Source:    "The Daily Astorian", October 16, 1877, courtesy Historic Oregon Newspaper Archives, University of Oregon Libraries, 2019.

[More Oak Point]

From the Journals of Lewis and Clark ...

Clark, November 6, 1805 ...

Journey to the PacificReturn to

*River Miles [RM] are approximate, in statute miles, and were determined from USGS topo maps, obtained from NOAA nautical charts, or obtained from the U.S. Army Corps of Engineers website, 2003

  • Historic Oregon Newspapers Archives, University of Oregon Libraries, 2019;
  • Hitchman, R., 1985, "Place Names of Washington", Washington State Historical Society;
  • Landis, H., 1917, "A Geographic Dictionary of Washington", Washington State Geological Society, Bulletin No.17;
  • Meany, E.S., 1923, "Origin of Washington Geographic Names", University of Washington Press, Seattle;
  • NOAA Office of Coast Survey website, 2007;
  • U.S. Bureay of Land Management's General Land Office (GLO) Records database, 2007;
  • U.S. Geological Survey's Geographic Names Information System (GNIS) database, 2006;

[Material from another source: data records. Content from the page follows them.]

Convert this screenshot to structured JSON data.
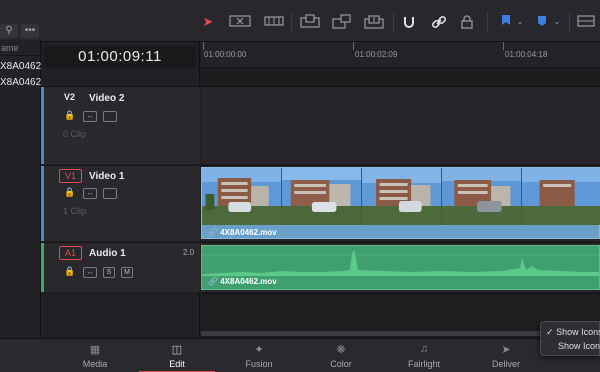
{
  "media_pool": {
    "column_header": "ame",
    "rows": [
      "X8A0462",
      "X8A0462"
    ],
    "icons": [
      "search-icon",
      "more-icon"
    ],
    "more_label": "•••"
  },
  "toolbar": {
    "tools": [
      "select-arrow-icon",
      "trim-edit-icon",
      "blade-edit-icon",
      "insert-clip-icon",
      "overwrite-clip-icon",
      "replace-clip-icon",
      "snapping-icon",
      "linked-selection-icon",
      "position-lock-icon",
      "flag-icon",
      "marker-icon",
      "timeline-view-icon"
    ],
    "accent_color": "#e24b4b",
    "flag_color": "#3d7fe0"
  },
  "timeline": {
    "current_timecode": "01:00:09:11",
    "ruler_labels": [
      "01:00:00:00",
      "01:00:02:09",
      "01:00:04:18"
    ]
  },
  "tracks": {
    "video2": {
      "badge": "V2",
      "name": "Video 2",
      "clips": "0 Clip"
    },
    "video1": {
      "badge": "V1",
      "name": "Video 1",
      "clips": "1 Clip",
      "clip_name": "4X8A0462.mov",
      "clip_color": "#6aa0c8"
    },
    "audio1": {
      "badge": "A1",
      "name": "Audio 1",
      "level": "2.0",
      "clip_name": "4X8A0462.mov",
      "clip_color": "#3f9f6e",
      "solo": "S",
      "mute": "M"
    }
  },
  "pages": [
    {
      "label": "Media",
      "icon": "media-page-icon"
    },
    {
      "label": "Edit",
      "icon": "edit-page-icon",
      "active": true
    },
    {
      "label": "Fusion",
      "icon": "fusion-page-icon"
    },
    {
      "label": "Color",
      "icon": "color-page-icon"
    },
    {
      "label": "Fairlight",
      "icon": "fairlight-page-icon"
    },
    {
      "label": "Deliver",
      "icon": "deliver-page-icon"
    }
  ],
  "popup": {
    "item1": "Show Icons",
    "item1_checked": "✓",
    "item2": "Show Icons"
  }
}
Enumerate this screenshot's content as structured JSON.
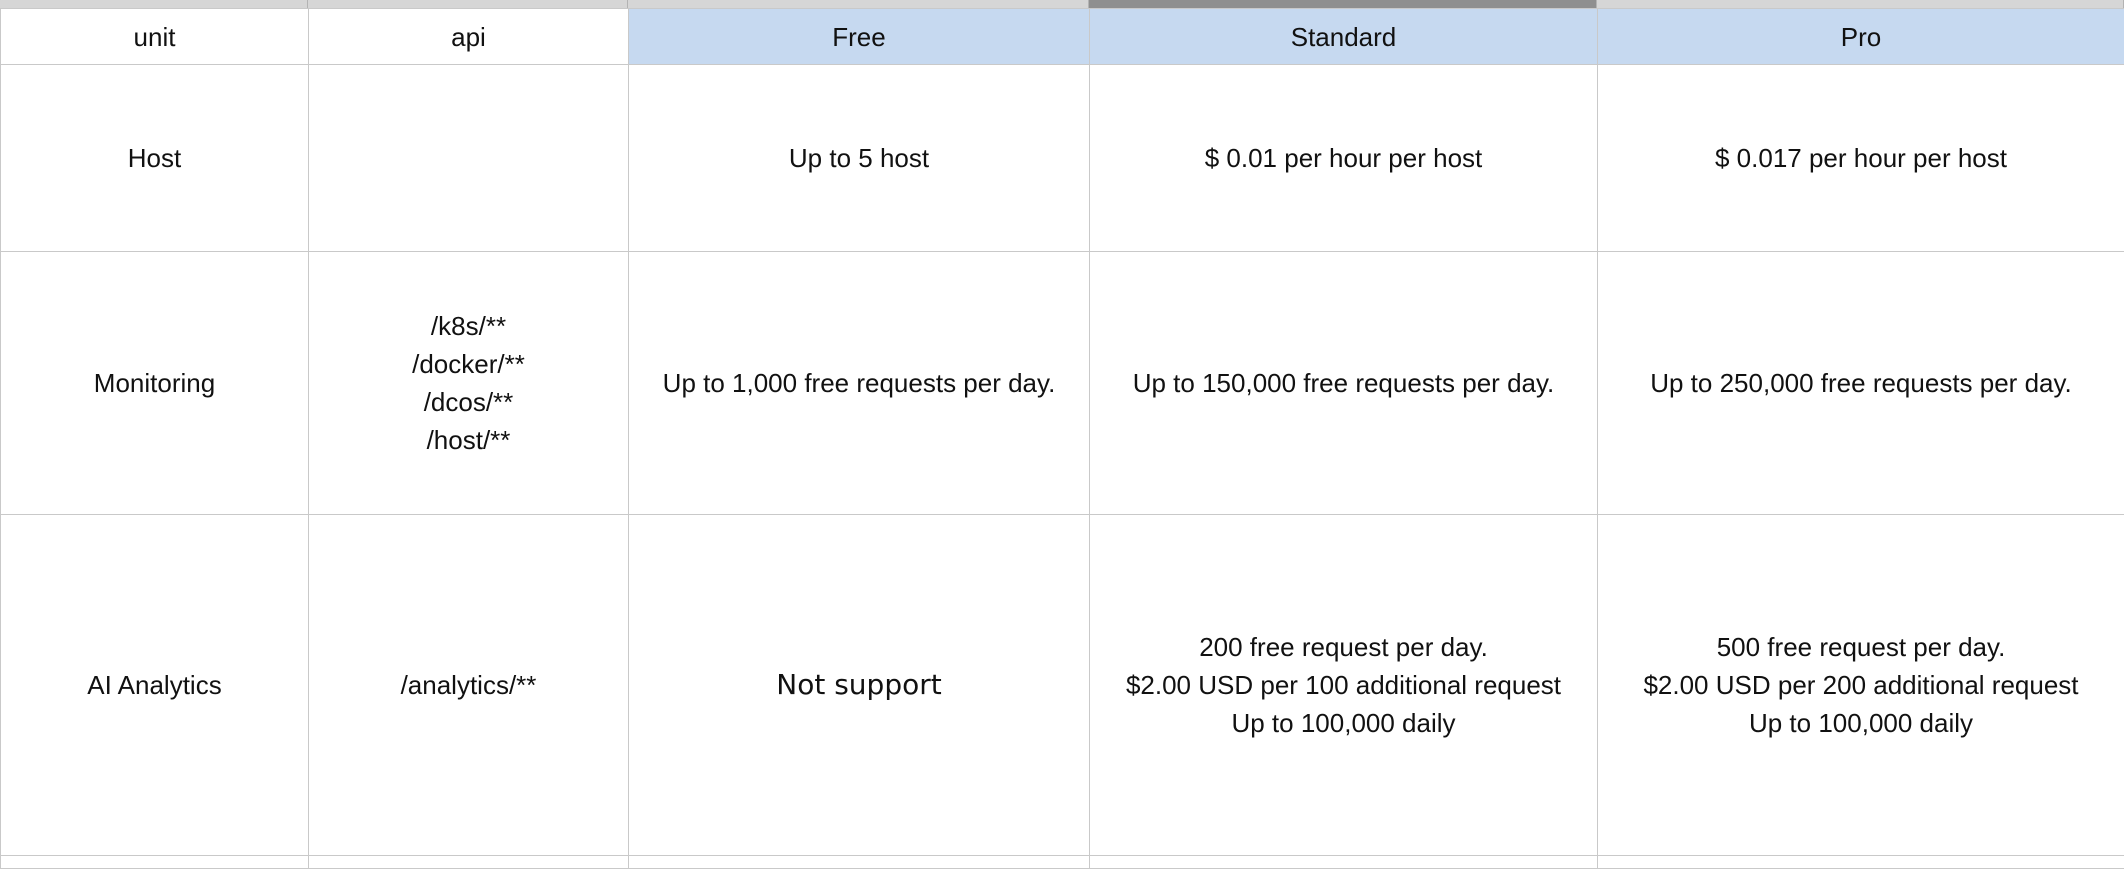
{
  "sheet": {
    "headers": {
      "unit": "unit",
      "api": "api",
      "free": "Free",
      "standard": "Standard",
      "pro": "Pro"
    },
    "rows": {
      "host": {
        "unit": "Host",
        "api": "",
        "free": "Up to 5 host",
        "standard": "$ 0.01 per hour per host",
        "pro": "$ 0.017 per hour per host"
      },
      "monitoring": {
        "unit": "Monitoring",
        "api": [
          "/k8s/**",
          "/docker/**",
          "/dcos/**",
          "/host/**"
        ],
        "free": "Up to 1,000 free requests per day.",
        "standard": "Up to 150,000 free requests per day.",
        "pro": "Up to 250,000 free requests per day."
      },
      "ai_analytics": {
        "unit": "AI Analytics",
        "api": "/analytics/**",
        "free": "Not support",
        "standard": [
          "200 free request per day.",
          "$2.00 USD per 100 additional request",
          "Up to 100,000 daily"
        ],
        "pro": [
          "500 free request per day.",
          "$2.00 USD per 200 additional request",
          "Up to 100,000 daily"
        ]
      }
    },
    "colors": {
      "tier_header_fill": "#c6d9f0",
      "grid_line": "#c9c9c9"
    }
  }
}
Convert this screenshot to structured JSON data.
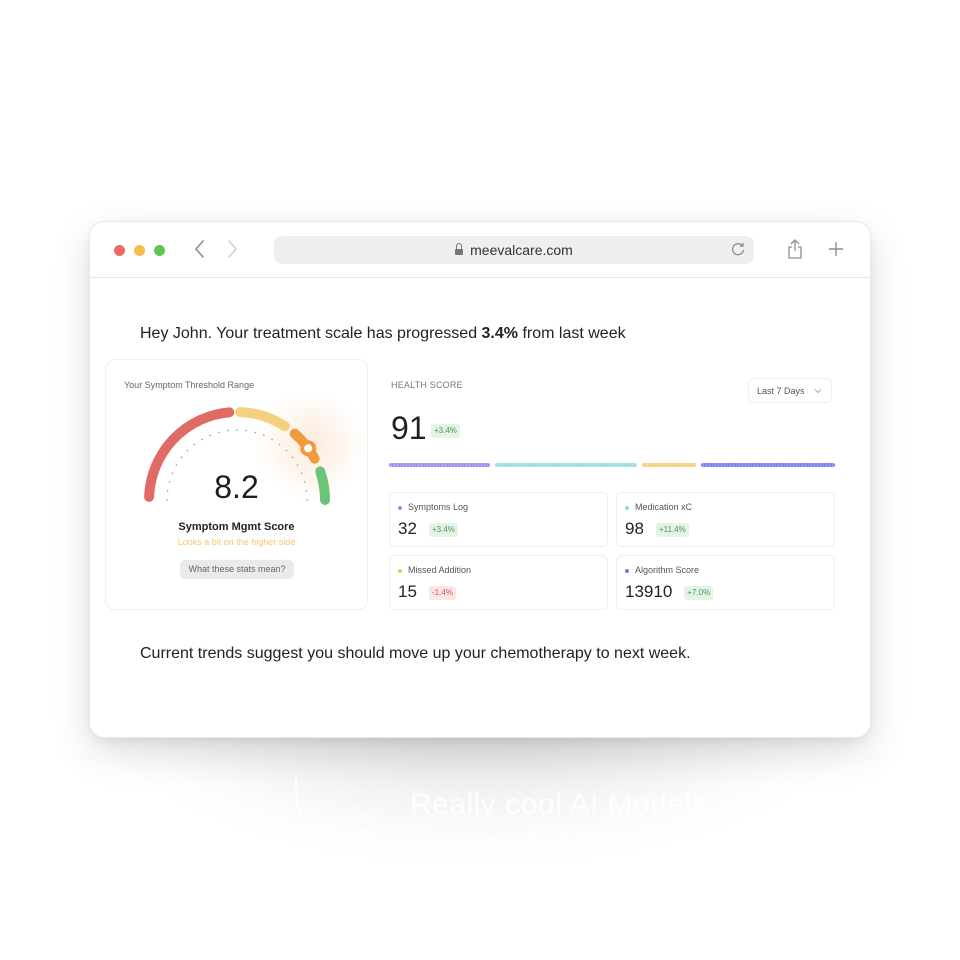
{
  "browser": {
    "url": "meevalcare.com",
    "traffic_lights": [
      "#ee6a5f",
      "#f5bd4f",
      "#61c554"
    ],
    "icons": [
      "back-icon",
      "forward-icon",
      "lock-icon",
      "reload-icon",
      "share-icon",
      "new-tab-icon"
    ]
  },
  "page": {
    "greeting_prefix": "Hey John. Your treatment scale has progressed ",
    "greeting_bold": "3.4%",
    "greeting_suffix": " from last week",
    "footer": "Current trends suggest you should move up your chemotherapy to next week."
  },
  "threshold_card": {
    "title": "Your Symptom Threshold Range",
    "score": "8.2",
    "score_label": "Symptom Mgmt Score",
    "score_note": "Looks a bit on the higher side",
    "button": "What these stats mean?",
    "gauge": {
      "segments": [
        {
          "name": "red",
          "color": "#e06b66"
        },
        {
          "name": "yellow",
          "color": "#f5d07f"
        },
        {
          "name": "orange",
          "color": "#ef9a3c"
        },
        {
          "name": "green",
          "color": "#6cc47a"
        }
      ],
      "indicator_color": "#ef9a3c"
    }
  },
  "health_score": {
    "title": "HEALTH SCORE",
    "range_select": "Last 7 Days",
    "value": "91",
    "change": "+3.4%",
    "bar_colors": [
      "#a393f0",
      "#9fe0df",
      "#f5d07f",
      "#7f86ea"
    ],
    "metrics": [
      {
        "label": "Symptoms Log",
        "value": "32",
        "change": "+3.4%",
        "trend": "pos",
        "dot": "#9b8cf0"
      },
      {
        "label": "Medication xC",
        "value": "98",
        "change": "+11.4%",
        "trend": "pos",
        "dot": "#8fd9d5"
      },
      {
        "label": "Missed Addition",
        "value": "15",
        "change": "-1.4%",
        "trend": "neg",
        "dot": "#f5c461"
      },
      {
        "label": "Algorithm Score",
        "value": "13910",
        "change": "+7.0%",
        "trend": "pos",
        "dot": "#6f78e8"
      }
    ]
  },
  "caption": {
    "line1": "Really cool AI Models",
    "line2": "working behind the scenes."
  }
}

All Lewis and Clark quotations from Gary Moulton editions of the Lewis and Clark Journals, University of Nebraska Press, all attempts have been made to type the quotations exactly as in the Moulton editions, however typing errors introduced by this web author cannot be ruled out; location interpretation from variety of sources, including this website author.
September 2008